BY Mark Shea

| Posted 10/15/12 at 12:59 AM

 

Since folks seemed to benefit from the recent series I did on the Perpetual Virginity of Mary, I decided I would follow it up with another series leading up to the next big Marian feast, the Immaculate Conception.  In order to discuss it, we need to know 1) what it is and 2) why people have difficulties with it.  In future articles we will systematically look at the answers to those objections and at the reasons the dogma is important.

What is the Immaculate Conception?

A lot of people confuse the Immaculate Conception with the Virgin Birth. The Virgin Birth refers to the birth of Jesus Christ. The Immaculate Conception refers to the conception of Mary, not Jesus. It is the dogma defined by the Catholic Church in 1854 that:

The most Blessed Virgin Mary was, from the first moment of her conception, by a singular grace and privilege of almighty God and by virtue of the merits of Jesus Christ, Savior of the human race, preserved immune from all stain of original sin.
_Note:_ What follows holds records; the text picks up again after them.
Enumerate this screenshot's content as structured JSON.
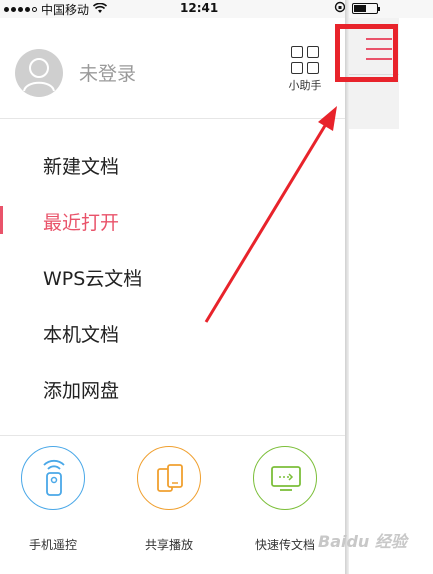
{
  "status_bar": {
    "carrier": "中国移动",
    "time": "12:41"
  },
  "profile": {
    "login_status": "未登录",
    "assistant_label": "小助手"
  },
  "menu": [
    {
      "label": "新建文档",
      "active": false
    },
    {
      "label": "最近打开",
      "active": true
    },
    {
      "label": "WPS云文档",
      "active": false
    },
    {
      "label": "本机文档",
      "active": false
    },
    {
      "label": "添加网盘",
      "active": false
    }
  ],
  "tools": [
    {
      "label": "手机遥控",
      "icon": "remote-control-icon",
      "color": "#4aa8e8"
    },
    {
      "label": "共享播放",
      "icon": "share-play-icon",
      "color": "#f0a030"
    },
    {
      "label": "快速传文档",
      "icon": "fast-transfer-icon",
      "color": "#7cbf3a"
    }
  ],
  "colors": {
    "accent": "#e9536a",
    "annotation": "#e8232b"
  },
  "watermark": "Baidu 经验"
}
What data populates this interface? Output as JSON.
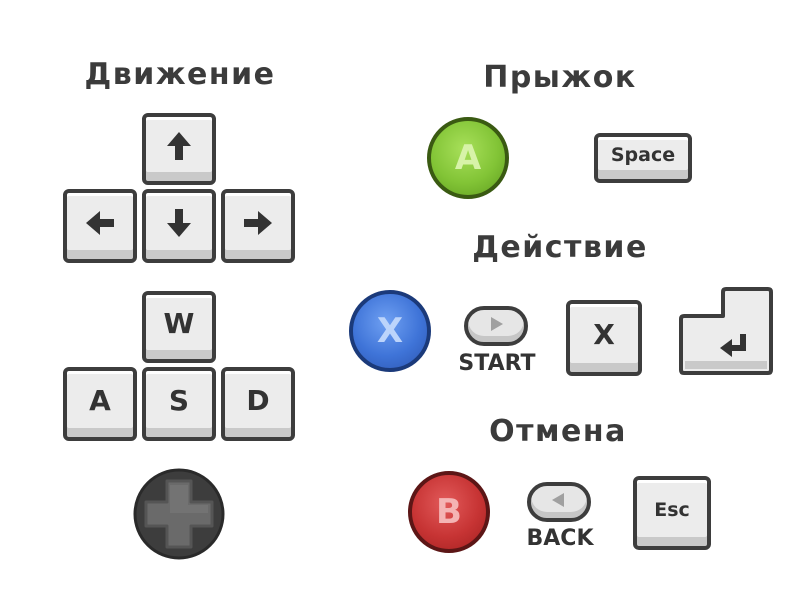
{
  "colors": {
    "heading": "#3b3b3b",
    "key_face": "#ececec",
    "key_outline": "#3d3d3d",
    "button_a": "#82c436",
    "button_x": "#3f74d8",
    "button_b": "#c73434",
    "dpad": "#5a5a5a"
  },
  "movement": {
    "title": "Движение",
    "arrow_keys": {
      "up_icon": "arrow-up-icon",
      "left_icon": "arrow-left-icon",
      "down_icon": "arrow-down-icon",
      "right_icon": "arrow-right-icon"
    },
    "letter_keys": {
      "w": "W",
      "a": "A",
      "s": "S",
      "d": "D"
    },
    "gamepad_icon": "dpad-icon"
  },
  "jump": {
    "title": "Прыжок",
    "gamepad_button": "A",
    "key": "Space"
  },
  "action": {
    "title": "Действие",
    "gamepad_button": "X",
    "start_caption": "START",
    "start_icon": "play-triangle-icon",
    "key": "X",
    "enter_icon": "enter-return-icon"
  },
  "cancel": {
    "title": "Отмена",
    "gamepad_button": "B",
    "back_caption": "BACK",
    "back_icon": "back-triangle-icon",
    "key": "Esc"
  }
}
The Church not only teaches that Mary never sinned in thought, word, or deed, she teaches that Mary never even suffered from ‘‘original sin,’’ that hole in our souls where the life of God was originally intended to be. Original sin is the source of concupiscence, the haywiredness in our makeup that weakens our will, darkens our intellects, and disorders our desires so that we labor under the continual tendency to selfishly and sinfully put ourselves before everybody else, including God. It comes of being born of a race descended from our fallen first parents, Adam and Eve, who lost the life of grace when they rebelled against God (Gen. 3) and so had nothing to pass on to us. According to the Church, every son and daughter of Adam and Eve who ever lived is born with original sin—except for Jesus and Mary.

A Boatload of Objections

Probably no Marian doctrine has provoked more controversy than this one. For Evangelicals, no teaching of the Church is harder to square with their traditional reading of Romans 3:23: "[A]ll have sinned and fall short of the glory of God." As a recipient of that Evangelical tradition, I had always thought that this verse, coupled with Mary’s own declaration, "[M]y spirit rejoices in God my Savior" (Luke 1:47, emphasis added), proved the Immaculate Conception was against the inspired word of God. It’s a no-brainer, I thought. If all have sinned, how could Mary be sinless?

And why would she need a savior if she never had anything to be saved from? It amazed me that the Church could be so dumb (and I secretly cast an admiring glance at that sage in the mirror for Noticing what the wise elders of the Catholic Church had missed). The gratifying thought would steal over me: "I thank thee, Father, Lord of Heaven and earth, that thou hast hidden these things from the wise and understanding and revealed them to babes; yea, Father, for such was thy gracious will" (Luke 10:21).

This sense of certainty that the Church had blown it in a major way was only increased by stories like Mark 3:21–35, where Jesus’ family (including Mary) comes looking for him because the word has gone out that he’s out of his mind, and Jesus (at least to me) appeared to rebuke their lack of faith. It was bolstered as well by the discovery that the Eastern Orthodox still don’t accept the Immaculate Conception of Mary, not to mention the fact that some of the Church’s greatest medieval theologians, such as St. Thomas Aquinas, had also put forward doctrines that had no room for the Immaculate Conception either. And besides, I thought, how could she be without sin? She’s human, not God!

Unfortunately for my towering humility, the day eventually came when each one of my objections encountered very serious difficulties, and I had to acknowledge that, once again, an apparent contradiction of Scripture is not necessarily the same thing as a real one. It began when I stopped reading Paul for proof texts and started reading him for what he was saying.

Of which more next time.